Who wants to see hard-working robots…
Bricklayers, painters and carpenters – these are the usual protagonists you would expect on a construction site. Mobile robots rather less so. But the opportunities are enormous, as the Internet of Construction (IoC) research project shows. Because the intelligent use of digitization and automation could eliminate time delays, construction defects and cost overruns.
Especially on large construction sites, delays often occur or quality requirements are lower than expected. The reason for these problems can often be a lack of data exchange. The Internet of Construction (IOC) project funded by the German Federal Ministry of Education and Research aims to address this issue and use digital building models to improve the networking of companies throughout the entire process, from building planning to construction.
The central question here is: What can digital change in the construction industry look like in concrete terms? The answer to this question is versatile. In any case, it seems clear that there is no getting around the topics of automation and robotics.
Easy-to-Use as a knock-out criterion
However, the use of robots is only worthwhile if they do not have to be programmed in a complex way, but the robot movement is largely derived automatically from the existing digital data. The Easy-to-Use aspect is therefore crucial when it comes to the widespread use of robotics. For this reason, KUKA is also working on algorithms within the scope of the project that enable simple operation. “It is not expedient for an expert to have to program the robot for a long time”, explains Dr. Uwe Zimmermann, Project and Cluster Manager at KUKA. “After all, the tasks are constantly changing, and even a worker who is not an expert should be able to quickly adapt the robot to new requirements. Otherwise it is not profitable”.
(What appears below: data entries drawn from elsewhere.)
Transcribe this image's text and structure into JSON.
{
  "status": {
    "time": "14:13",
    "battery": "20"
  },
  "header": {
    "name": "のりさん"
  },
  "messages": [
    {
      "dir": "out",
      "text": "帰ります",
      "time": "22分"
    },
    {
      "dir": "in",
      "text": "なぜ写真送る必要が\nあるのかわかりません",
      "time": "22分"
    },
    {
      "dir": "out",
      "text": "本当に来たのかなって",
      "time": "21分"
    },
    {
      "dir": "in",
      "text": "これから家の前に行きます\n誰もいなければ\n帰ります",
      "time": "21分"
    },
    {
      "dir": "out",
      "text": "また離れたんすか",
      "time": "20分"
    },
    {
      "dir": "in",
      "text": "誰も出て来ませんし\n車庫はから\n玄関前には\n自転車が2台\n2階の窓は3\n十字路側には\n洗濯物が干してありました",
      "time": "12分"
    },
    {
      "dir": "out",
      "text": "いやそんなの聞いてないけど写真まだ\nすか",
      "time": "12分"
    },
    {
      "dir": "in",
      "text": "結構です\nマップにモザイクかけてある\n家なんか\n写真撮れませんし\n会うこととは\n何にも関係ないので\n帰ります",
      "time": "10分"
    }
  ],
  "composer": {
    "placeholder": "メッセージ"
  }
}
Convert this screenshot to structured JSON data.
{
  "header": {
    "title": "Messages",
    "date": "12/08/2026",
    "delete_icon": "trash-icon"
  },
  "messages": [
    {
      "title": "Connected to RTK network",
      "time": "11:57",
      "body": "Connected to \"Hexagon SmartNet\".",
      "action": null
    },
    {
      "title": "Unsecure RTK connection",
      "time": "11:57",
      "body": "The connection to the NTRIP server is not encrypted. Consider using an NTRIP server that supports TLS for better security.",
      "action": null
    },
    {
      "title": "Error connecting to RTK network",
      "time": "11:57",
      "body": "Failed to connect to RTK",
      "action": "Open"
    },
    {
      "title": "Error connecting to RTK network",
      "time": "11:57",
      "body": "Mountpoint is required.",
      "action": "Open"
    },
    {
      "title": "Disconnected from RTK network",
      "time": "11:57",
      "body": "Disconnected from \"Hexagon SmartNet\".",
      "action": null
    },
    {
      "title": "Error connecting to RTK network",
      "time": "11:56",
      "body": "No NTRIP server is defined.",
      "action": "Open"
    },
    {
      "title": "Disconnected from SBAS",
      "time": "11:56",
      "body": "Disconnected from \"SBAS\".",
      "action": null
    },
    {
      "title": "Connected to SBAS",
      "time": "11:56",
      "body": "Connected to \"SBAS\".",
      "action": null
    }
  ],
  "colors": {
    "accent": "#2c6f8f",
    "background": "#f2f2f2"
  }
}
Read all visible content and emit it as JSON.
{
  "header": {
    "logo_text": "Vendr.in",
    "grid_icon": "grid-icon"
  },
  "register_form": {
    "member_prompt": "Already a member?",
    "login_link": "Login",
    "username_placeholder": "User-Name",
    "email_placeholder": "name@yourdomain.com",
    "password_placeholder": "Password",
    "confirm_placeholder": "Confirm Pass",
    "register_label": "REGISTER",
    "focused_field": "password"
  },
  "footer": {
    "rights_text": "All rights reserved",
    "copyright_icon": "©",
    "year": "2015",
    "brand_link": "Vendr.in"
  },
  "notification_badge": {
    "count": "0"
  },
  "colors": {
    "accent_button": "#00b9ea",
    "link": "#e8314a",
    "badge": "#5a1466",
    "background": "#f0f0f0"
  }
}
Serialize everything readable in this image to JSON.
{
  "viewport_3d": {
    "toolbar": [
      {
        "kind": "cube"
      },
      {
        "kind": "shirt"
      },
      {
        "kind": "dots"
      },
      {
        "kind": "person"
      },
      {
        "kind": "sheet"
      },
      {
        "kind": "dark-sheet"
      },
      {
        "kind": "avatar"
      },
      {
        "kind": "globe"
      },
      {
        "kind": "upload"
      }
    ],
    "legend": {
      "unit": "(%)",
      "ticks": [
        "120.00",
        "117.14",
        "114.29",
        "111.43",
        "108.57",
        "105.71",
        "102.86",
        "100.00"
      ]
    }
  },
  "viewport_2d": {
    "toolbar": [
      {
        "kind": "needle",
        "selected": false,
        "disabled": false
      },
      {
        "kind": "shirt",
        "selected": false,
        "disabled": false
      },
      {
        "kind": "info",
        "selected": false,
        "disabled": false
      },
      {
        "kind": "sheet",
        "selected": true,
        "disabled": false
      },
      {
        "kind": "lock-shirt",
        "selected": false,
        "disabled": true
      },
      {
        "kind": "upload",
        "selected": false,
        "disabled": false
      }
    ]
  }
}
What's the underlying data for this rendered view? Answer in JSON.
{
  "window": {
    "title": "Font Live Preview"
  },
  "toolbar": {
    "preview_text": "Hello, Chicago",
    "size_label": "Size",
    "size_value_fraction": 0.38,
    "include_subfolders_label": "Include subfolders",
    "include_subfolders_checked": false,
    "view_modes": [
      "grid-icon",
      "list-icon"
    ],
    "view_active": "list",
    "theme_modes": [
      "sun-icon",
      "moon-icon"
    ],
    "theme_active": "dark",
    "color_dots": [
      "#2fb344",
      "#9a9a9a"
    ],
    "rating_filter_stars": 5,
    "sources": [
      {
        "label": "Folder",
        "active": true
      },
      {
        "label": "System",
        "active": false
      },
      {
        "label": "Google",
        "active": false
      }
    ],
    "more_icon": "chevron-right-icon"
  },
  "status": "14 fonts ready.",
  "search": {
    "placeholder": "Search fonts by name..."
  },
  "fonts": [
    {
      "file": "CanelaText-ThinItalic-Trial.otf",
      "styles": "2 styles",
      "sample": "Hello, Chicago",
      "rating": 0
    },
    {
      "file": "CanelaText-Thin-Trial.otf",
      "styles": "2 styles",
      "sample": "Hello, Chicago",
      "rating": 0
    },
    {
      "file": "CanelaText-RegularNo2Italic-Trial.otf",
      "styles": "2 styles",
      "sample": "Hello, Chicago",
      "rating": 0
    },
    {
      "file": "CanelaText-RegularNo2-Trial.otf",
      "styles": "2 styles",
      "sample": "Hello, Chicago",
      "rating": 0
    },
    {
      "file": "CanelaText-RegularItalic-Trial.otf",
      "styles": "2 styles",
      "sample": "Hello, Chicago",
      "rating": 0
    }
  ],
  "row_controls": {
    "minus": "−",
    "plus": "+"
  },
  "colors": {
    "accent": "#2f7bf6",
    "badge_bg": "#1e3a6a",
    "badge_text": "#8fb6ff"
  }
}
Millimeter work vs. mammoth tasks
Especially the use of mobile robots makes sense because of their flexibility on the construction site of the future. However, since this flexibility often comes at the expense of accuracy, the accuracy and convertibility should also be improved by additional sensors on the robot. KUKA is also currently researching and developing various methods for this purpose.
Even though it will still take some time before robots are on the road on a real construction site, they are soon to be used in prefabrication. The aim is to use them to deburr centimeter-thick metal sheets or to weld large parts – something that was previously only possible with the aid of a special fixture. Robots could help to weld each component in exactly the right place at the right angle – without any auxiliary construction.
The future as a real example
Numerous pilot projects are already showing what the use of robots could look like and what new role humans could play in this. Because the shortage of skilled workers and the modernization of the construction industry are becoming increasingly pressing issues that require action soon.
This work is part of the research project “Internet of Construction”, which is funded by the Federal Ministry of Education and Research (BMBF) in the research program “Innovations for tomorrow’s production, services and work (funding code 02P17D081)” and is supervised by the Project Management Agency Karlsruhe (PTKA). The responsibility for the content of this publication lies with the author
Credits for the header image: iStock/Drazen_